ANALYTIC PLAN: The analytic approach for the primary outcome consists of estimate of a given HIV-infected individual's probability of initiating ART on a given calendar day conditional on a subject being eligible to initiate on that day (i.e., in the corresponding risk set) and the intervention status of the subject's site on the day of enrollment through Cox proportional hazard models. Analogous approaches will be used to evaluate the effect of the intervention on the cumulative incidence of death one year after eligibility and the fraction of patients with undetectable plasma HIV RNA one year after treatment eligibility (irrespective of whether or when ART was initiated) as well as vertical transmission events among pregnant women.

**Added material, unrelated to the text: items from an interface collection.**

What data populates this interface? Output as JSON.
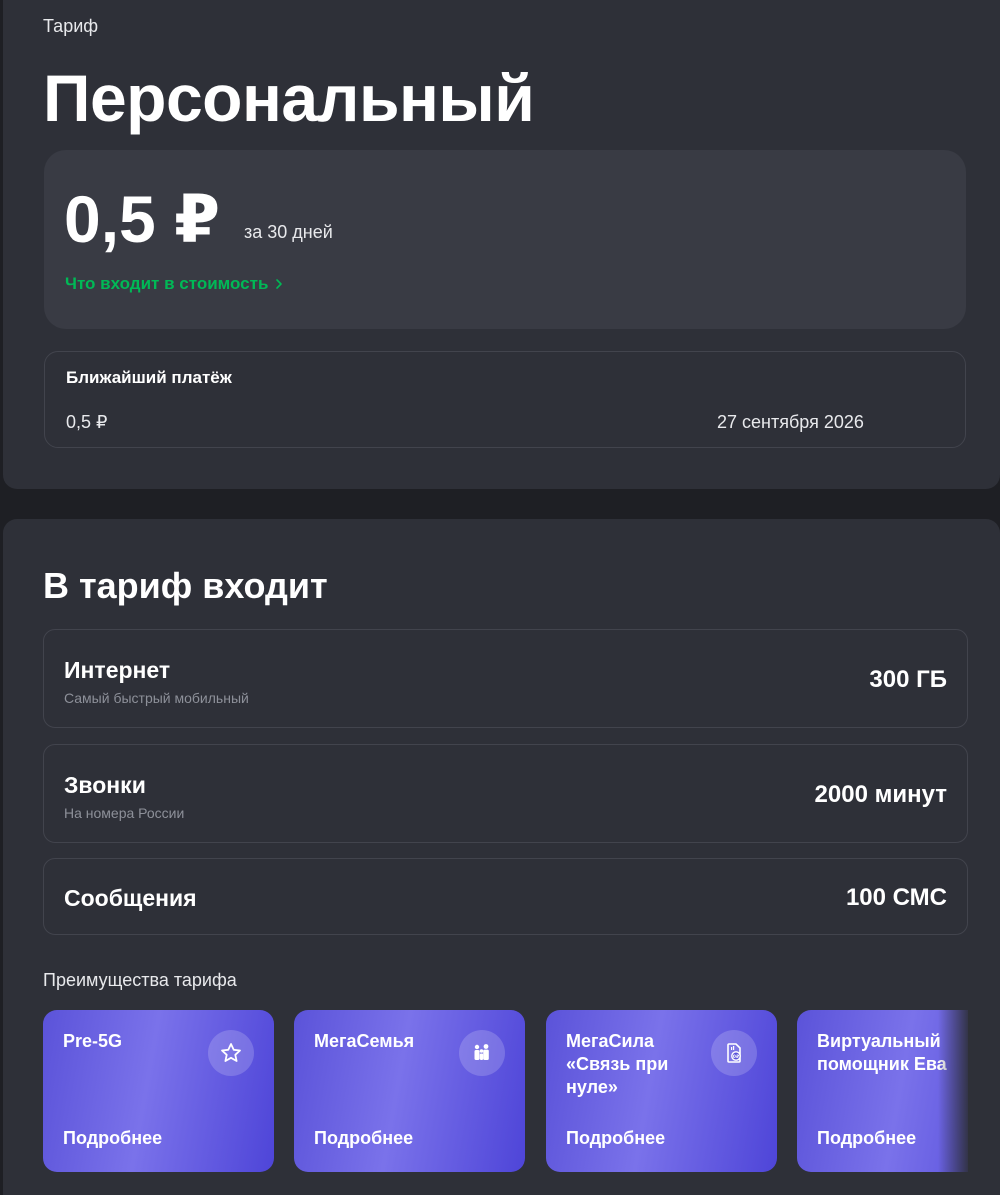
{
  "tariff": {
    "eyebrow": "Тариф",
    "name": "Персональный",
    "price": "0,5 ₽",
    "period": "за 30 дней",
    "details_link": "Что входит в стоимость"
  },
  "payment": {
    "title": "Ближайший платёж",
    "amount": "0,5 ₽",
    "date": "27 сентября 2026"
  },
  "included": {
    "title": "В тариф входит",
    "items": [
      {
        "name": "Интернет",
        "subtitle": "Самый быстрый мобильный",
        "value": "300 ГБ"
      },
      {
        "name": "Звонки",
        "subtitle": "На номера России",
        "value": "2000 минут"
      },
      {
        "name": "Сообщения",
        "subtitle": "",
        "value": "100 СМС"
      }
    ]
  },
  "benefits": {
    "label": "Преимущества тарифа",
    "cards": [
      {
        "name": "Pre-5G",
        "more": "Подробнее",
        "icon": "star-icon"
      },
      {
        "name": "МегаСемья",
        "more": "Подробнее",
        "icon": "family-icon"
      },
      {
        "name": "МегаСила «Связь при нуле»",
        "more": "Подробнее",
        "icon": "sim-zero-icon"
      },
      {
        "name": "Виртуальный помощник Ева",
        "more": "Подробнее",
        "icon": ""
      }
    ]
  },
  "colors": {
    "accent_green": "#00b956",
    "card_purple": "#5b53d9",
    "panel_bg": "#2e3038"
  }
}
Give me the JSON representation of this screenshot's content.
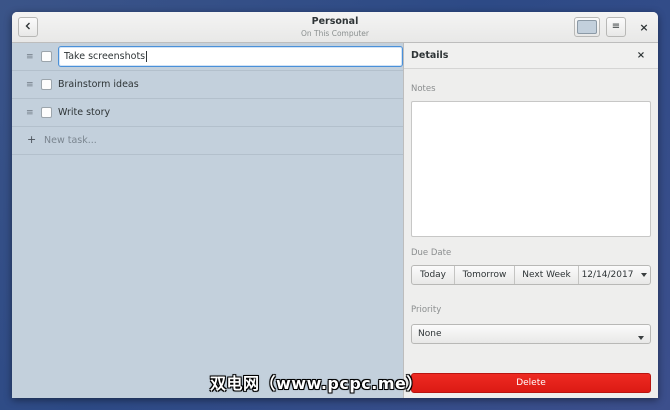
{
  "window": {
    "title": "Personal",
    "subtitle": "On This Computer"
  },
  "icons": {
    "back": "go-back-icon",
    "color": "list-color-icon",
    "menu": "hamburger-menu-icon",
    "close": "close-icon",
    "drag": "drag-handle-icon",
    "add": "plus-icon",
    "dropdown": "chevron-down-icon"
  },
  "glyphs": {
    "menu": "≡",
    "close": "×",
    "drag": "≡",
    "add": "+"
  },
  "colors": {
    "list_color": "#c3d0dc",
    "delete": "#e3201b",
    "focus": "#4a90d9"
  },
  "tasks": [
    {
      "title": "Take screenshots",
      "done": false,
      "editing": true
    },
    {
      "title": "Brainstorm ideas",
      "done": false,
      "editing": false
    },
    {
      "title": "Write story",
      "done": false,
      "editing": false
    }
  ],
  "new_task": {
    "placeholder": "New task..."
  },
  "details": {
    "title": "Details",
    "notes_label": "Notes",
    "notes_value": "",
    "due_date_label": "Due Date",
    "due_buttons": [
      "Today",
      "Tomorrow",
      "Next Week"
    ],
    "due_date_value": "12/14/2017",
    "priority_label": "Priority",
    "priority_value": "None",
    "delete_label": "Delete"
  },
  "watermark": "双电网（www.pcpc.me）"
}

Interventional
Not Provided
Allocation: Randomized
Intervention Model: Single Group Assignment
Masking: Open Label
Primary Purpose: Treatment
HIV
Behavioral: START

INTERVENTION: START is clinic-level (not individual-patient) intervention to catalyze the process of ART initiation among HIV-infected adults who meet CD4-based criteria for combination ART (e.g., adults with a CD4 T cell level < 350/ul). The three START components are: (1) real-time point-of-care CD4 testing using the Alere PIMA platform to ascertain treatment eligibility in real time at first presentation to care, (2)targeted knowledge transfer(i.e., dissemination) of recent scientific evidence regarding effects rapid ART initiation on survival to front line health care workers; and 3)feedback and reporting to clinic and providers. There three components represent empirically validated steps in the PRECEED implementation model.

This intervention will be implemented at all Makerere Joint AIDS Program (MJAP) clinics in Kampala and Mbarara districts in a step-wedge design.

Experimental: MJAP Clinics
START
Intervention: Behavioral: START
Not Provided

*   Includes publications given by the data provider as well as publications identified by ClinicalTrials.gov Identifier (NCT Number) in Medline.
 
Enrolling by invitation
3000
May 2016
May 2016   (final data collection date for primary outcome measure)

Inclusion Criteria:

  • All MJAP-supported clinics in Kampala and Mbarara Districts

Exclusion Criteria:

  • None.
Both
18 Years and older
No
Contact information is only displayed when the study is recruiting subjects
Not Provided
 
NCT01810289
START-ART
No
University of California, San Francisco
University of California, San Francisco
Not Provided
Principal Investigator: Diane V Havlir, MD University of California, San Francisco
Principal Investigator: Moses Kamya, MB.Ch.B Makerere University
Principal Investigator: Elvin Geng, MD, MPH University of California, San Francisco
University of California, San Francisco
October 2013

ICMJE     Data element required by the International Committee of Medical Journal Editors and the World Health Organization ICTRP